● **Exercise requirements**
Within the listing, how many lines hold the word "this"? Give the number by itself.

── Source data

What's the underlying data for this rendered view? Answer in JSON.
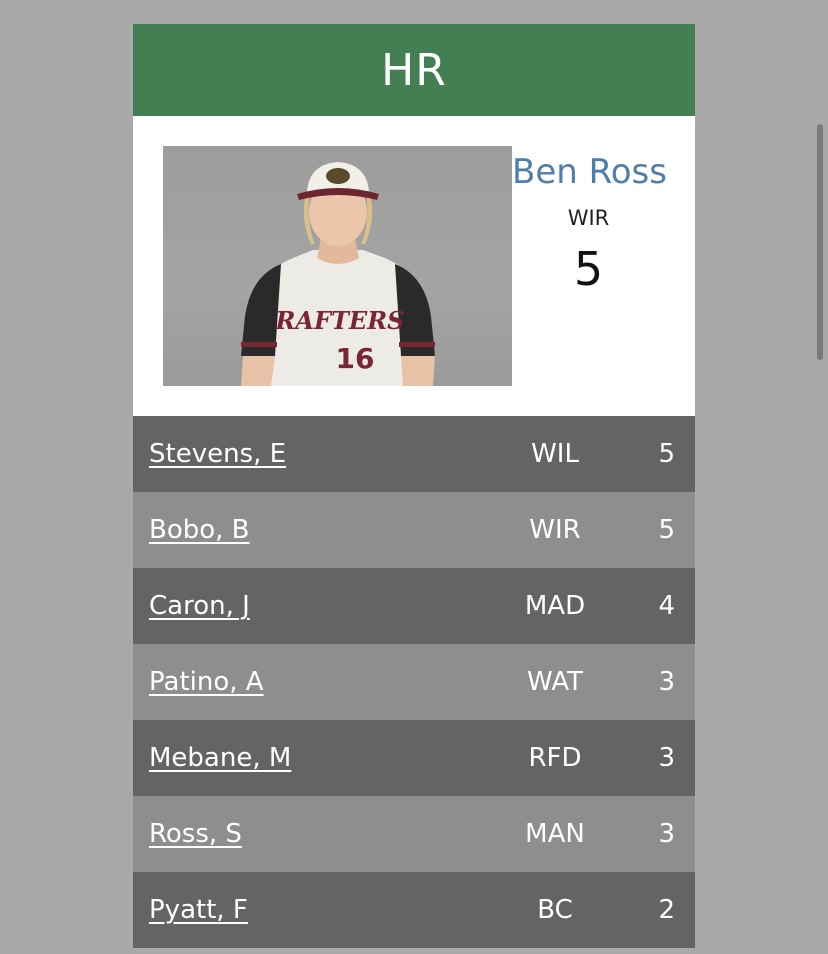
{
  "header": {
    "title": "HR"
  },
  "leader": {
    "name": "Ben Ross",
    "team": "WIR",
    "value": "5",
    "photo": {
      "jersey_text": "RAFTERS",
      "jersey_number": "16"
    }
  },
  "rows": [
    {
      "name": "Stevens, E",
      "team": "WIL",
      "value": "5"
    },
    {
      "name": "Bobo, B",
      "team": "WIR",
      "value": "5"
    },
    {
      "name": "Caron, J",
      "team": "MAD",
      "value": "4"
    },
    {
      "name": "Patino, A",
      "team": "WAT",
      "value": "3"
    },
    {
      "name": "Mebane, M",
      "team": "RFD",
      "value": "3"
    },
    {
      "name": "Ross, S",
      "team": "MAN",
      "value": "3"
    },
    {
      "name": "Pyatt, F",
      "team": "BC",
      "value": "2"
    }
  ],
  "colors": {
    "header_bg": "#437f52",
    "name_link": "#4f7ea8",
    "row_dark": "#646464",
    "row_light": "#8e8e8e"
  }
}
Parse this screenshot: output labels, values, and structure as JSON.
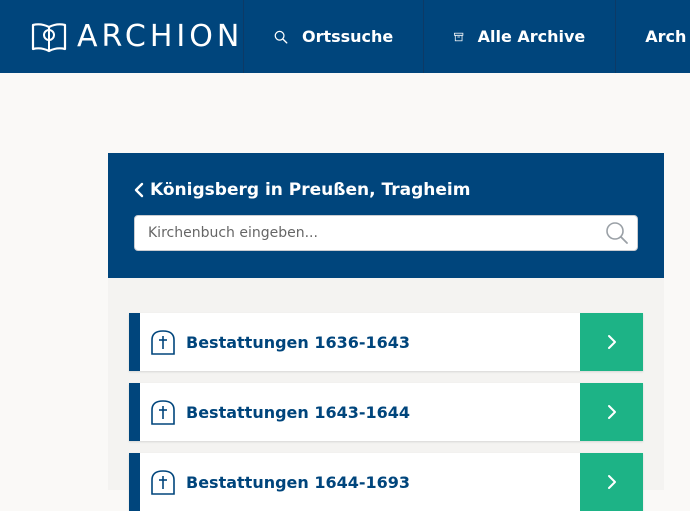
{
  "header": {
    "logo_text": "ARCHION",
    "nav": [
      {
        "label": "Ortssuche",
        "icon": "search-icon"
      },
      {
        "label": "Alle Archive",
        "icon": "archive-box-icon"
      },
      {
        "label": "Arch"
      }
    ]
  },
  "panel": {
    "back_title": "Königsberg in Preußen, Tragheim",
    "search_placeholder": "Kirchenbuch eingeben...",
    "items": [
      {
        "label": "Bestattungen 1636-1643",
        "icon": "cross-tombstone-icon"
      },
      {
        "label": "Bestattungen 1643-1644",
        "icon": "cross-tombstone-icon"
      },
      {
        "label": "Bestattungen 1644-1693",
        "icon": "cross-tombstone-icon"
      }
    ]
  },
  "colors": {
    "brand_blue": "#00457c",
    "accent_green": "#1db386",
    "background": "#faf9f7"
  }
}
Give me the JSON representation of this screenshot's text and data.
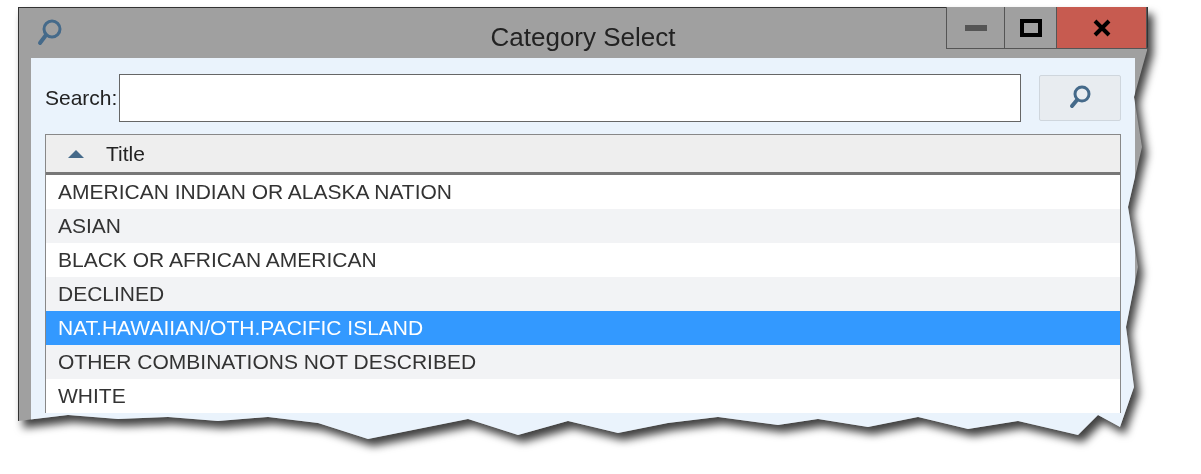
{
  "window": {
    "title": "Category Select"
  },
  "search": {
    "label": "Search:"
  },
  "table": {
    "columns": [
      {
        "title": "Title",
        "sort_ascending": true
      }
    ],
    "rows": [
      {
        "title": "AMERICAN INDIAN OR ALASKA NATION",
        "selected": false
      },
      {
        "title": "ASIAN",
        "selected": false
      },
      {
        "title": "BLACK OR AFRICAN AMERICAN",
        "selected": false
      },
      {
        "title": "DECLINED",
        "selected": false
      },
      {
        "title": "NAT.HAWAIIAN/OTH.PACIFIC ISLAND",
        "selected": true
      },
      {
        "title": "OTHER COMBINATIONS NOT DESCRIBED",
        "selected": false
      },
      {
        "title": "WHITE",
        "selected": false
      }
    ]
  }
}
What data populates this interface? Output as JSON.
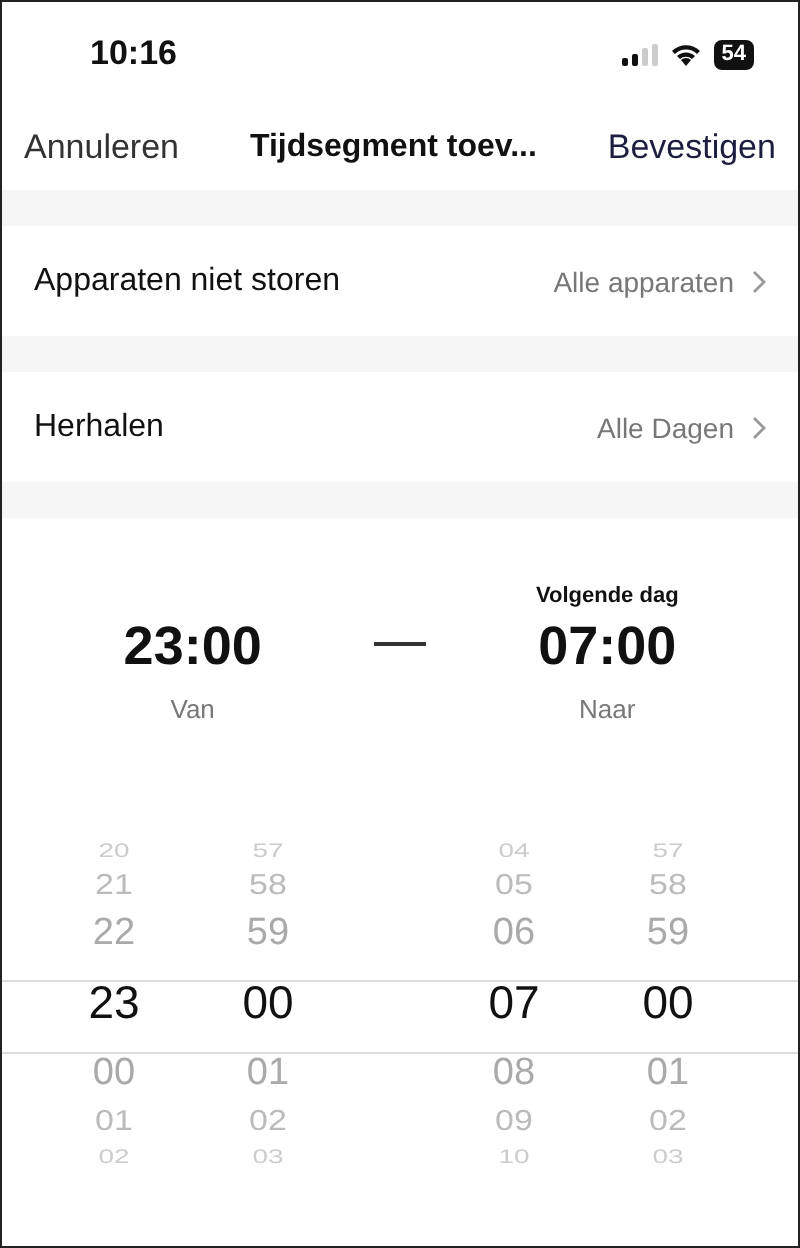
{
  "status_bar": {
    "time": "10:16",
    "battery": "54"
  },
  "nav": {
    "cancel": "Annuleren",
    "title": "Tijdsegment toev...",
    "confirm": "Bevestigen"
  },
  "settings": [
    {
      "label": "Apparaten niet storen",
      "value": "Alle apparaten"
    },
    {
      "label": "Herhalen",
      "value": "Alle Dagen"
    }
  ],
  "range": {
    "start": {
      "time": "23:00",
      "label": "Van"
    },
    "end": {
      "note": "Volgende dag",
      "time": "07:00",
      "label": "Naar"
    }
  },
  "pickers": [
    [
      {
        "value": "20",
        "selected": false
      },
      {
        "value": "21",
        "selected": false
      },
      {
        "value": "22",
        "selected": false
      },
      {
        "value": "23",
        "selected": true
      },
      {
        "value": "00",
        "selected": false
      },
      {
        "value": "01",
        "selected": false
      },
      {
        "value": "02",
        "selected": false
      }
    ],
    [
      {
        "value": "57",
        "selected": false
      },
      {
        "value": "58",
        "selected": false
      },
      {
        "value": "59",
        "selected": false
      },
      {
        "value": "00",
        "selected": true
      },
      {
        "value": "01",
        "selected": false
      },
      {
        "value": "02",
        "selected": false
      },
      {
        "value": "03",
        "selected": false
      }
    ],
    [
      {
        "value": "04",
        "selected": false
      },
      {
        "value": "05",
        "selected": false
      },
      {
        "value": "06",
        "selected": false
      },
      {
        "value": "07",
        "selected": true
      },
      {
        "value": "08",
        "selected": false
      },
      {
        "value": "09",
        "selected": false
      },
      {
        "value": "10",
        "selected": false
      }
    ],
    [
      {
        "value": "57",
        "selected": false
      },
      {
        "value": "58",
        "selected": false
      },
      {
        "value": "59",
        "selected": false
      },
      {
        "value": "00",
        "selected": true
      },
      {
        "value": "01",
        "selected": false
      },
      {
        "value": "02",
        "selected": false
      },
      {
        "value": "03",
        "selected": false
      }
    ]
  ]
}
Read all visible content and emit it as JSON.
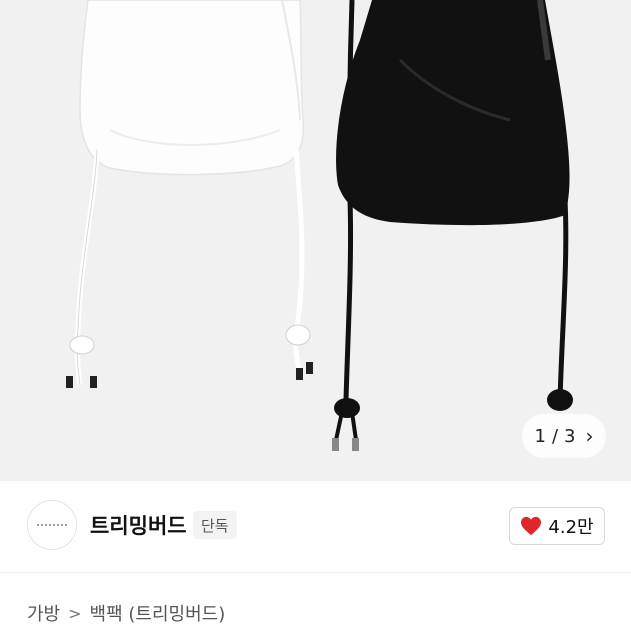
{
  "gallery": {
    "current": "1",
    "separator": "/",
    "total": "3",
    "next_icon": "chevron-right-icon"
  },
  "store": {
    "name": "트리밍버드",
    "badge": "단독",
    "logo_icon": "store-logo"
  },
  "like": {
    "icon": "heart-icon",
    "count": "4.2만",
    "color": "#e0262c"
  },
  "breadcrumb": {
    "items": [
      "가방",
      "백팩 (트리밍버드)"
    ],
    "separator_icon": "chevron-right-icon"
  }
}
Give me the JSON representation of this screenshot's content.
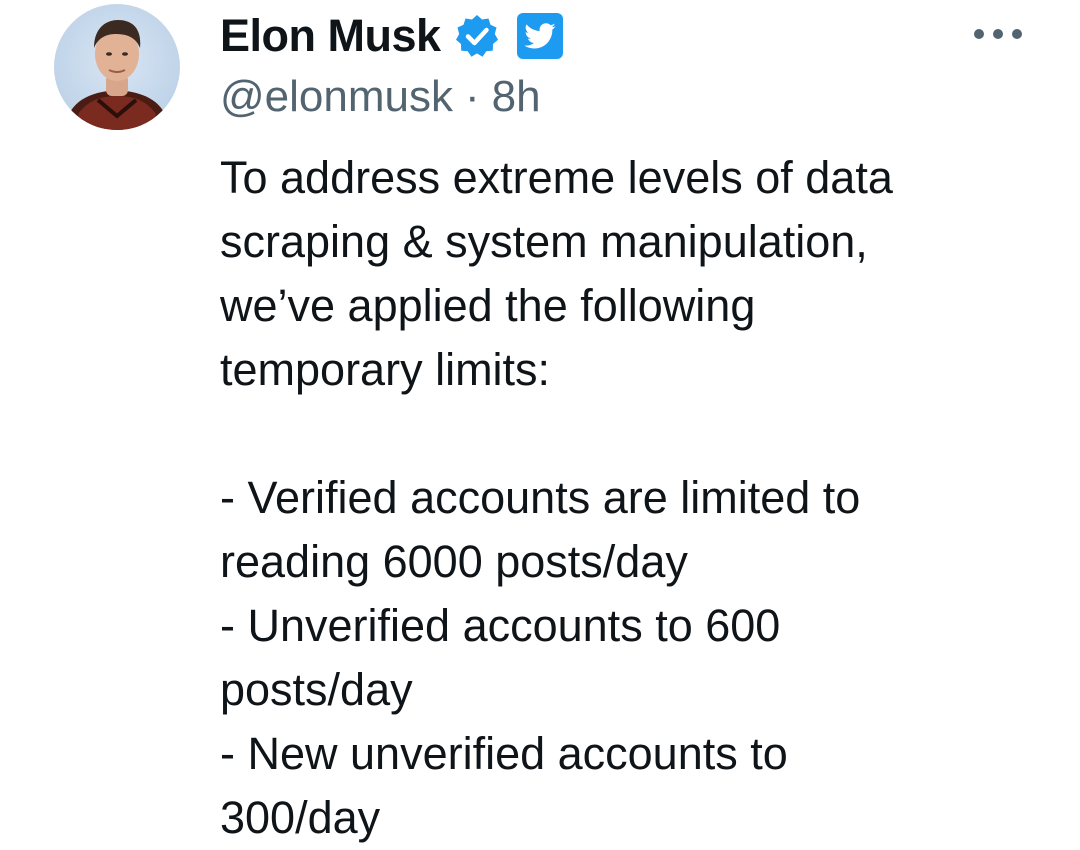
{
  "tweet": {
    "author": {
      "display_name": "Elon Musk",
      "handle": "@elonmusk",
      "avatar_icon": "profile-photo",
      "verified_icon": "verified-badge-icon",
      "affiliation_icon": "twitter-bird-icon"
    },
    "separator": "·",
    "timestamp": "8h",
    "more_icon": "more-options-icon",
    "text_lines": [
      "To address extreme levels of data",
      "scraping & system manipulation,",
      "we’ve applied the following",
      "temporary limits:",
      "",
      "- Verified accounts are limited to",
      "reading 6000 posts/day",
      "- Unverified accounts to 600",
      "posts/day",
      "- New unverified accounts to",
      "300/day"
    ]
  },
  "colors": {
    "text_primary": "#0f1419",
    "text_secondary": "#536471",
    "accent_blue": "#1d9bf0",
    "background": "#ffffff"
  }
}
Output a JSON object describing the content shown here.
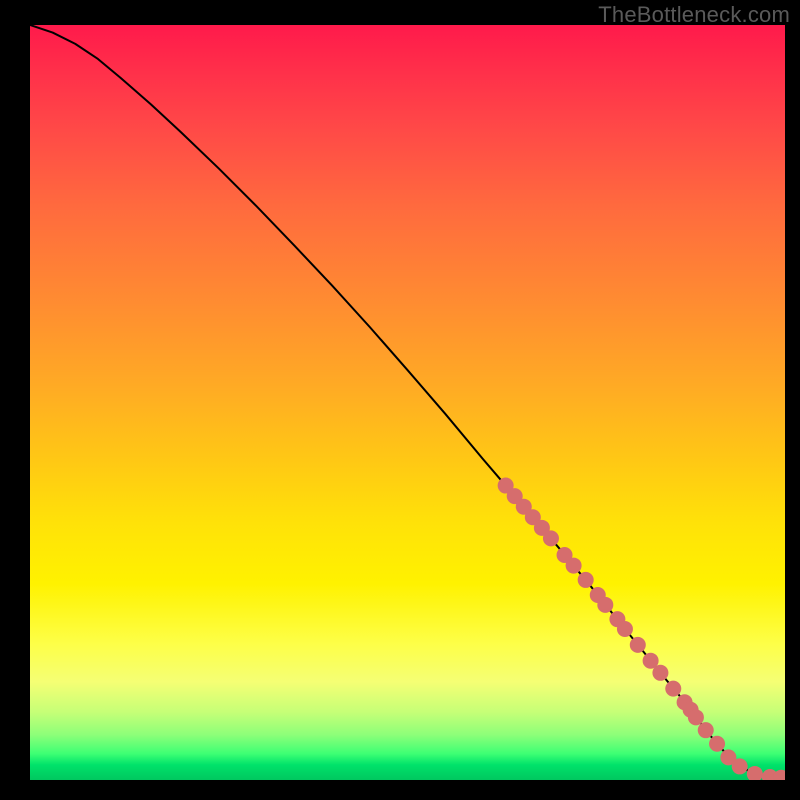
{
  "watermark": "TheBottleneck.com",
  "chart_data": {
    "type": "line",
    "xlim": [
      0,
      100
    ],
    "ylim": [
      0,
      100
    ],
    "title": "",
    "xlabel": "",
    "ylabel": "",
    "series": [
      {
        "name": "bottleneck-curve",
        "color": "#000000",
        "x": [
          0,
          3,
          6,
          9,
          12,
          16,
          20,
          25,
          30,
          35,
          40,
          45,
          50,
          55,
          60,
          63,
          66,
          70,
          74,
          78,
          81,
          84,
          87,
          89,
          90,
          92,
          94,
          96,
          98,
          100
        ],
        "values": [
          100,
          99,
          97.5,
          95.5,
          93,
          89.5,
          85.8,
          81,
          76,
          70.8,
          65.5,
          60,
          54.3,
          48.5,
          42.5,
          39,
          35.5,
          30.8,
          26,
          21,
          17.3,
          13.6,
          10,
          7.3,
          6,
          3.7,
          1.8,
          0.8,
          0.4,
          0.3
        ]
      }
    ],
    "markers": {
      "name": "highlighted-points",
      "color": "#d66d6d",
      "radius": 8,
      "points": [
        {
          "x": 63.0,
          "y": 39.0
        },
        {
          "x": 64.2,
          "y": 37.6
        },
        {
          "x": 65.4,
          "y": 36.2
        },
        {
          "x": 66.6,
          "y": 34.8
        },
        {
          "x": 67.8,
          "y": 33.4
        },
        {
          "x": 69.0,
          "y": 32.0
        },
        {
          "x": 70.8,
          "y": 29.8
        },
        {
          "x": 72.0,
          "y": 28.4
        },
        {
          "x": 73.6,
          "y": 26.5
        },
        {
          "x": 75.2,
          "y": 24.5
        },
        {
          "x": 76.2,
          "y": 23.2
        },
        {
          "x": 77.8,
          "y": 21.3
        },
        {
          "x": 78.8,
          "y": 20.0
        },
        {
          "x": 80.5,
          "y": 17.9
        },
        {
          "x": 82.2,
          "y": 15.8
        },
        {
          "x": 83.5,
          "y": 14.2
        },
        {
          "x": 85.2,
          "y": 12.1
        },
        {
          "x": 86.7,
          "y": 10.3
        },
        {
          "x": 87.5,
          "y": 9.3
        },
        {
          "x": 88.2,
          "y": 8.3
        },
        {
          "x": 89.5,
          "y": 6.6
        },
        {
          "x": 91.0,
          "y": 4.8
        },
        {
          "x": 92.5,
          "y": 3.0
        },
        {
          "x": 94.0,
          "y": 1.8
        },
        {
          "x": 96.0,
          "y": 0.8
        },
        {
          "x": 98.0,
          "y": 0.4
        },
        {
          "x": 99.5,
          "y": 0.3
        }
      ]
    }
  }
}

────

● **Finished exercise**
5